◆ **Provided records**
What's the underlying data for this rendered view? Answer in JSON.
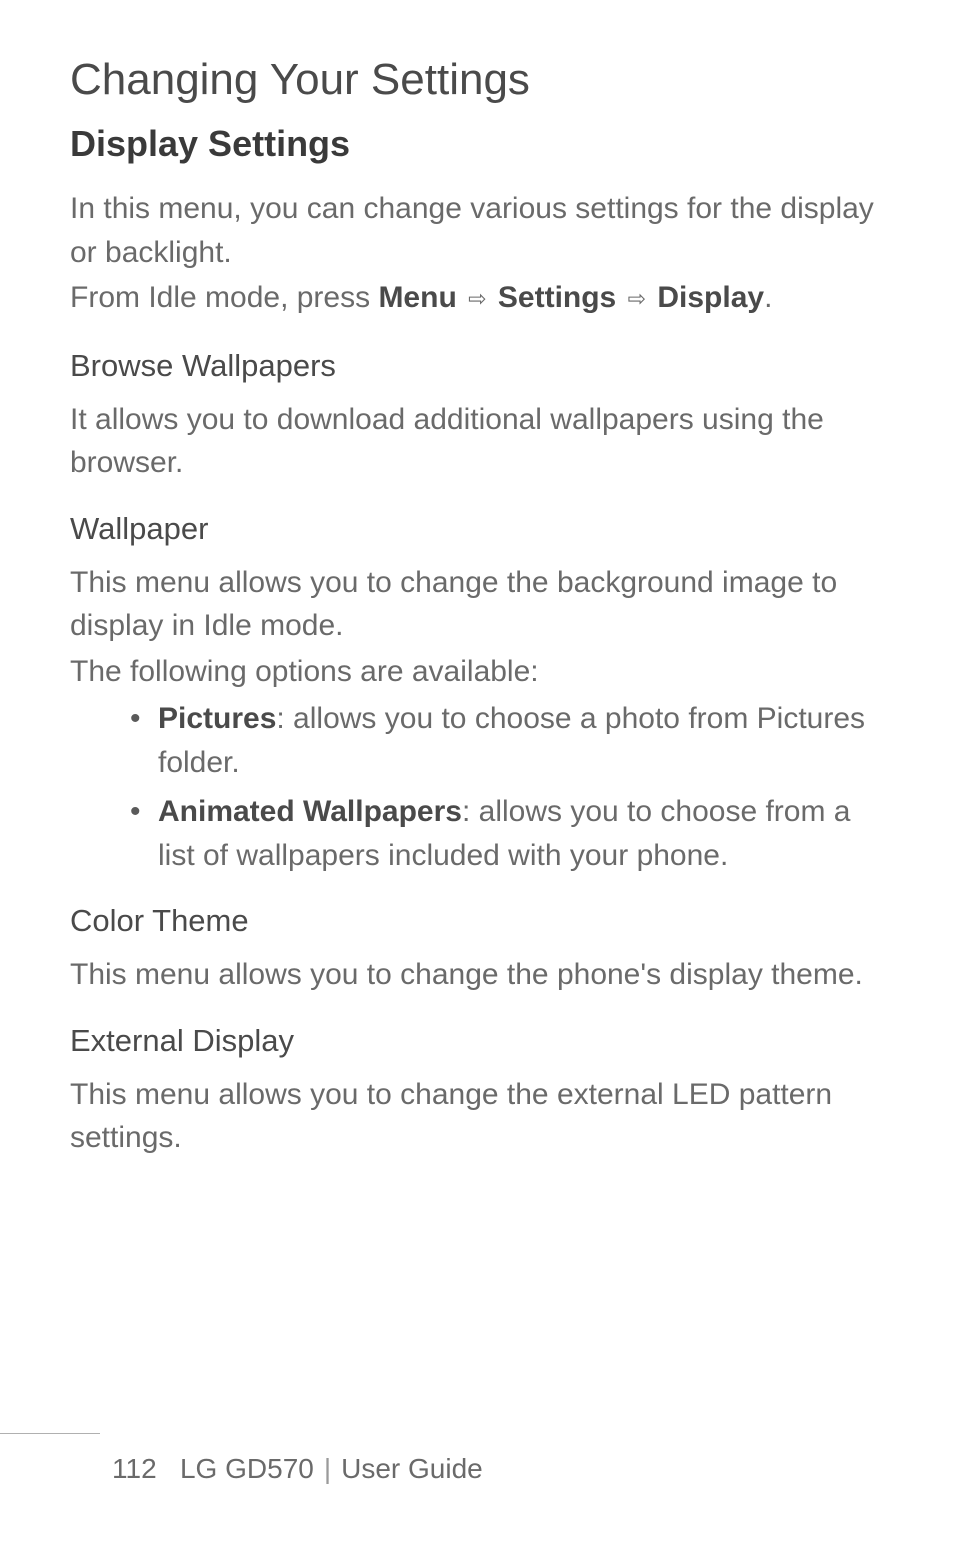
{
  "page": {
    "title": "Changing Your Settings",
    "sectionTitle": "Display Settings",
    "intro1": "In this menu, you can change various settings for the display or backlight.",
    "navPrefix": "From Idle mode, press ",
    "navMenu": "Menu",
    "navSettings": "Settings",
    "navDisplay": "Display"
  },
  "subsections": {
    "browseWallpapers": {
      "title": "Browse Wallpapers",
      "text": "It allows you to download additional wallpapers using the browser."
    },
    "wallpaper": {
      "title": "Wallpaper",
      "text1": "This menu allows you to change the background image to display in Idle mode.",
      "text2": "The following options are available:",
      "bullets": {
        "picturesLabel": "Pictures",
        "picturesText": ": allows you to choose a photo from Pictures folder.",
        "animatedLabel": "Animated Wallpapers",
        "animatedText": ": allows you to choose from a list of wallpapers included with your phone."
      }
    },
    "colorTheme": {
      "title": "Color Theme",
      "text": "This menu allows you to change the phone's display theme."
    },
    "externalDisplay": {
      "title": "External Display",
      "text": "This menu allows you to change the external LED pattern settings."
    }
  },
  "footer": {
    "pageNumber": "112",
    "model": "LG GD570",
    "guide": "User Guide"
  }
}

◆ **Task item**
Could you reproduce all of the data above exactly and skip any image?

◆ **Solution to this problem**
What's the underlying data for this rendered view? Answer in JSON.
{
  "page": {
    "title": "Changing Your Settings",
    "sectionTitle": "Display Settings",
    "intro1": "In this menu, you can change various settings for the display or backlight.",
    "navPrefix": "From Idle mode, press ",
    "navMenu": "Menu",
    "navSettings": "Settings",
    "navDisplay": "Display"
  },
  "subsections": {
    "browseWallpapers": {
      "title": "Browse Wallpapers",
      "text": "It allows you to download additional wallpapers using the browser."
    },
    "wallpaper": {
      "title": "Wallpaper",
      "text1": "This menu allows you to change the background image to display in Idle mode.",
      "text2": "The following options are available:",
      "bullets": {
        "picturesLabel": "Pictures",
        "picturesText": ": allows you to choose a photo from Pictures folder.",
        "animatedLabel": "Animated Wallpapers",
        "animatedText": ": allows you to choose from a list of wallpapers included with your phone."
      }
    },
    "colorTheme": {
      "title": "Color Theme",
      "text": "This menu allows you to change the phone's display theme."
    },
    "externalDisplay": {
      "title": "External Display",
      "text": "This menu allows you to change the external LED pattern settings."
    }
  },
  "footer": {
    "pageNumber": "112",
    "model": "LG GD570",
    "guide": "User Guide"
  }
}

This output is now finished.